Study - Loss Comparison Task 3 Studies used Average losses to be comparable to the Eastern Interconnection studies. A loss comparison study was run as part of the 2008 W.I. study. For comparison, transmission line losses were modeled as both Average Losses (included as a fixed amount in the load) and as Incremental Losses (line losses vary as the square of the line flow. Results are preliminary and need further analysis Preliminary results indicate the way line losses are modeled can have a significant impact on congestion. Modeling incremental line losses generally reduces congestion, often by a significant amount. A comparison is made between modeled path flows with average and incremental losses and observed historical flows
42 Part Modeling Study
43 SSG-WI Path Limits WECC Catalogue Operating Limits & Adjustments Made by SSG-WI ( xxx - Rating used in 2015 SSG-WI study, (xxx) – current WECC rating if different)
Resource Assumptions Modeled Utility Integrated Resource Plans (IRP) and State Renewable Portfolio Standards (RPS)
45 Key Caveats Transmission congestion found in modeling is primarily driven by gas prices, hydro conditions and assumptions about location of generation resources in 2015 Actual 2015 generation additions will evolve from those assumed in the study based on LSE preferences and state policies

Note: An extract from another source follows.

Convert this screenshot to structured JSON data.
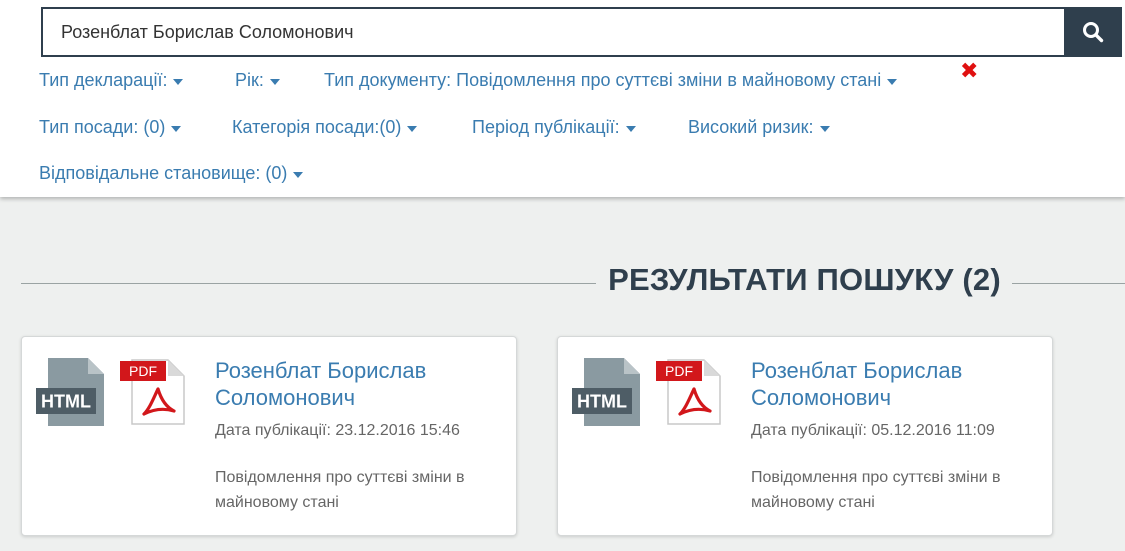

Resources By Area and Fuel Type
Study Results Path Usage Path Economics
50 Key Caveats High Flow Rankings do not necessarily imply Congested Paths. Some paths in the West have high flows because the paths primary function is to transmit generation to a specific load area. The IPP DC Line and Bridger West paths are typical examples. Results are highly dependent upon gas prices, hydro conditions and location of future resources.
54 Two Methods of Calculating Congestion Costs (2015 Annual Summary) Method I: Congestion Rent - - In the shadow price X MW flow columns, congestion cost for each congested path is defined as the hourly shadow price for each congested hour times the flow on the path for that hour, with the results summed for the year. Method II: Annual Average Shadow Price - - The production cost decrease if 1 MW limit of the constraint is relaxed. It represents the average of the absolute value of the 8760 hourly shadow prices.
55 Part 3 Historical Path Usage Study 1999 thru 2005
56 Physical Usage Physical Usage analysis uses hourly data archived at WECC for actual hourly MW flow and hourly path limits (OTC) –OTC limits are often based on stability limits which may be more limiting than the thermal based transfer limits used in the East –Two measures 1. Percent of time flows exceeded 75% of OTC based on the maximum utilization in any season from 1999 to Percent of time flows exceeded 90% of OTC in the highest period from Spring 2004 through Summer 2005 –Illustrative path The duration of flows on SW of Four Corners Path The maximum seasonal flows on SW of Four Corners Path
57 Physical Usage Seasons are defined in WECC as follows: –Spring: April and May –Summer: June thru October –Winter: November thru March